Clare Stokolosa is an astute observer of the passing scene, visually writing stories about strangers on the train or Tuscan landscapes. She does these sympathetically, with honesty and a discerning eye.
Her new works are large and demand attention, then ask the viewer to supply a narrative – stories that extend past the rectangle’s boundary and into the viewer’s world.
Clare’s recent series, New York City Faces, began simply with her sketches of other riders on the subway. When expanded to larger than life dimensions, these sketchy drawings became forceful, lively and complete, with added watercolor washes defining shapes like stained glass objects: a brown bag, a red shirt or a green book.
Both line and color look spontaneous and are complementary – sharp clear lines contrasting with expressively brushed watercolor. Paintings made for her Italian Landscape Series were similarly begun as sketches then painted with watercolor, giving each a whimsical atmospheric effect.
Looking at Clare’s work, I was reminded of two great artists.
Her characters are reminiscent of Daumier’s lithographs, but instead of his bristling critique of the social and political elite, Stokolosa’s paintings are sympathetic to all. They show everyday people doing everyday things – talking animatedly, lying on a train or reading a book. They are caricatures in the best sense of the word.
Another artist who comes to mind is Chagall. Where Chagall told stories from his Russian Jewish roots, Clare Stokolosa draws
inspiration from her Italian heritage and Astoria childhood. Her work shows a familiarity with New Yorkers, but also the Italian villages she visits each year, and a love of both.

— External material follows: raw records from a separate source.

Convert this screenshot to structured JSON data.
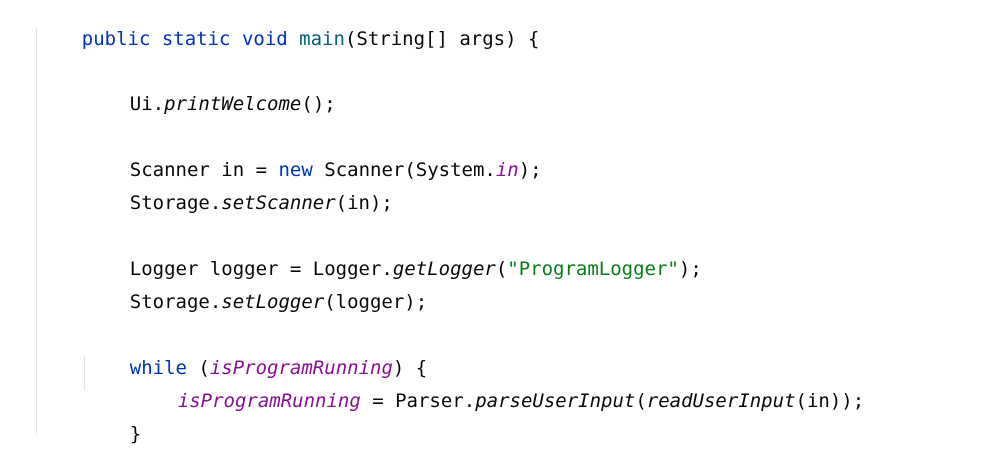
{
  "colors": {
    "keyword": "#0033b3",
    "method_declaration": "#00627a",
    "field": "#871094",
    "string": "#067d17",
    "text": "#080808",
    "indent_guide": "#e3e3e3",
    "background": "#ffffff"
  },
  "code": {
    "line1": {
      "kw_public": "public",
      "kw_static": "static",
      "kw_void": "void",
      "method_name": "main",
      "rest": "(String[] args) {"
    },
    "line2": {
      "class_name": "Ui.",
      "method": "printWelcome",
      "rest": "();"
    },
    "line3": {
      "type_and_var": "Scanner in = ",
      "kw_new": "new",
      "ctor": " Scanner(System.",
      "field": "in",
      "rest": ");"
    },
    "line4": {
      "class_name": "Storage.",
      "method": "setScanner",
      "rest": "(in);"
    },
    "line5": {
      "decl": "Logger logger = Logger.",
      "method": "getLogger",
      "open": "(",
      "string": "\"ProgramLogger\"",
      "close": ");"
    },
    "line6": {
      "class_name": "Storage.",
      "method": "setLogger",
      "rest": "(logger);"
    },
    "line7": {
      "kw_while": "while",
      "open": " (",
      "var": "isProgramRunning",
      "rest": ") {"
    },
    "line8": {
      "var": "isProgramRunning",
      "assign": " = Parser.",
      "method1": "parseUserInput",
      "open": "(",
      "method2": "readUserInput",
      "rest": "(in));"
    },
    "line9": {
      "brace": "}"
    }
  }
}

Clare Stokolosa is a romantic realist, painting the prose of the street – poetically.
Artist, Master Printmaker